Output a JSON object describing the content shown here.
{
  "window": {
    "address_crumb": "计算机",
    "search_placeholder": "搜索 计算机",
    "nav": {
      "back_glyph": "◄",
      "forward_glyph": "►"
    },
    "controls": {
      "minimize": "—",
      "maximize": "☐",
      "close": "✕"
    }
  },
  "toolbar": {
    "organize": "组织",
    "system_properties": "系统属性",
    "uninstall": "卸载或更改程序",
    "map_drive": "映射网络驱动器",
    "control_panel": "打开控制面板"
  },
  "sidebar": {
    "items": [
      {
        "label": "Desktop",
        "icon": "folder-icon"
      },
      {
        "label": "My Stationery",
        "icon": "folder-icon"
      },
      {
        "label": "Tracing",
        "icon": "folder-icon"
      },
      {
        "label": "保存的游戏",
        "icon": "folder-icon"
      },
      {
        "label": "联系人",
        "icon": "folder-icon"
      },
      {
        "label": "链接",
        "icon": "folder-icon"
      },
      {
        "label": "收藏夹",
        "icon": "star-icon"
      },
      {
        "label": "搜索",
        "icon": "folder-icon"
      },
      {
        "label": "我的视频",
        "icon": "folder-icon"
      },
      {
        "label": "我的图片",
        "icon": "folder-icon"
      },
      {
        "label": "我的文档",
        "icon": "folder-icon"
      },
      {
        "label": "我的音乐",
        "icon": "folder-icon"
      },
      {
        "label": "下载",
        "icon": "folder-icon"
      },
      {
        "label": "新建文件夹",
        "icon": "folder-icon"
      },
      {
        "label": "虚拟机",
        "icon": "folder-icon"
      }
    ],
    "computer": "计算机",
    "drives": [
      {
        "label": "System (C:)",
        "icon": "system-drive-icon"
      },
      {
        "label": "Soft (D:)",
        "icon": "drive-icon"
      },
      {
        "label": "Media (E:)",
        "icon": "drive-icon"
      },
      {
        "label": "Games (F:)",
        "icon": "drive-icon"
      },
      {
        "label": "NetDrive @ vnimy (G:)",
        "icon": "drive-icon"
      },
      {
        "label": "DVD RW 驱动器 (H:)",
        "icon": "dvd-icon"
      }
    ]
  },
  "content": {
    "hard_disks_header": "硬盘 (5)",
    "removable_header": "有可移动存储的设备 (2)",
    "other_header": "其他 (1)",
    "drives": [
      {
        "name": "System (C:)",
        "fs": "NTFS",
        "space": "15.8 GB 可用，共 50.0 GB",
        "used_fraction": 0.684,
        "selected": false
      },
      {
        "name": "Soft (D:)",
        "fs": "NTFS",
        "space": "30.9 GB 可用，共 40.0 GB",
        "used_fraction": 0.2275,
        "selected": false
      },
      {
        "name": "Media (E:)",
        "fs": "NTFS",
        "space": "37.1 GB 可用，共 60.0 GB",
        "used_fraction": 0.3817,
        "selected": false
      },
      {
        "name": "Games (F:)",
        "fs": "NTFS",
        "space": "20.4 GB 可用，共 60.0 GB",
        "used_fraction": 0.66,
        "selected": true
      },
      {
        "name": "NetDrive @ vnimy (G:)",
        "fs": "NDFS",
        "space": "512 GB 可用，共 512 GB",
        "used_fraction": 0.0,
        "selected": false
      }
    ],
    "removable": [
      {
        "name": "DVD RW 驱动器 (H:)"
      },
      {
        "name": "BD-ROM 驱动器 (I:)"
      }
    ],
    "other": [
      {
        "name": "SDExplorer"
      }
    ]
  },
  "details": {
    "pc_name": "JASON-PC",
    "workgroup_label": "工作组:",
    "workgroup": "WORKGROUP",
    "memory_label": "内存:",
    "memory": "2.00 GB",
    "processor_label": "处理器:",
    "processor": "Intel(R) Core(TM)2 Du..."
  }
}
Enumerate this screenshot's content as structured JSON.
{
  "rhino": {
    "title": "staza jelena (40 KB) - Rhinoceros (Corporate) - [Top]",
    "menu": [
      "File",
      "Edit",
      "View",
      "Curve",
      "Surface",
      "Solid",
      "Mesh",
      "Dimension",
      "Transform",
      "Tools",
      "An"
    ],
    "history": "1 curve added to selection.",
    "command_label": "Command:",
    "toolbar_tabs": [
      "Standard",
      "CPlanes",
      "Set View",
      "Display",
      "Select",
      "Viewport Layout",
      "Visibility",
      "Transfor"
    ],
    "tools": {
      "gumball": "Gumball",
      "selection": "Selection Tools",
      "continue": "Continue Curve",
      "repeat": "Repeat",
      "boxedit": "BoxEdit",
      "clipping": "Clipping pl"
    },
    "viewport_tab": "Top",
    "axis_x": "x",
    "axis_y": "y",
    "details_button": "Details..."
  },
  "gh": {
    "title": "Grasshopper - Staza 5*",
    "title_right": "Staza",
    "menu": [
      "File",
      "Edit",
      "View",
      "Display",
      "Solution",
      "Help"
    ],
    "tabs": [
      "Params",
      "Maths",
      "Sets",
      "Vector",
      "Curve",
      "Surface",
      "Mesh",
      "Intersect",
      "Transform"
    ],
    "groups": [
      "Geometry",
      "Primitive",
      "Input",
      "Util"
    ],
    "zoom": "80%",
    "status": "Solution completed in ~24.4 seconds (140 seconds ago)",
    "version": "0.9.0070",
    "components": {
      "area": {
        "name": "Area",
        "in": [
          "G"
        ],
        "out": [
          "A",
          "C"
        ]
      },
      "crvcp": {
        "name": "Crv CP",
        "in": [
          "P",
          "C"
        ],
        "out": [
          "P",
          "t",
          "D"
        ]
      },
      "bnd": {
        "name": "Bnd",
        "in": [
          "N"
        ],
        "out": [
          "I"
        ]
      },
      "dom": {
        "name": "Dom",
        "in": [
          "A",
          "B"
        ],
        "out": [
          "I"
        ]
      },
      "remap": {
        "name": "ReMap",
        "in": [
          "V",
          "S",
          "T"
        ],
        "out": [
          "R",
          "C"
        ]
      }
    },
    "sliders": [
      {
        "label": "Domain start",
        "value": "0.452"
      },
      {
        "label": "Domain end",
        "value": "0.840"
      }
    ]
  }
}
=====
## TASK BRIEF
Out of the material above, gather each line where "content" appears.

## RESULT
Output a JSON object describing the content shown here.
  "content": {
Enumerate this screenshot's content as structured JSON.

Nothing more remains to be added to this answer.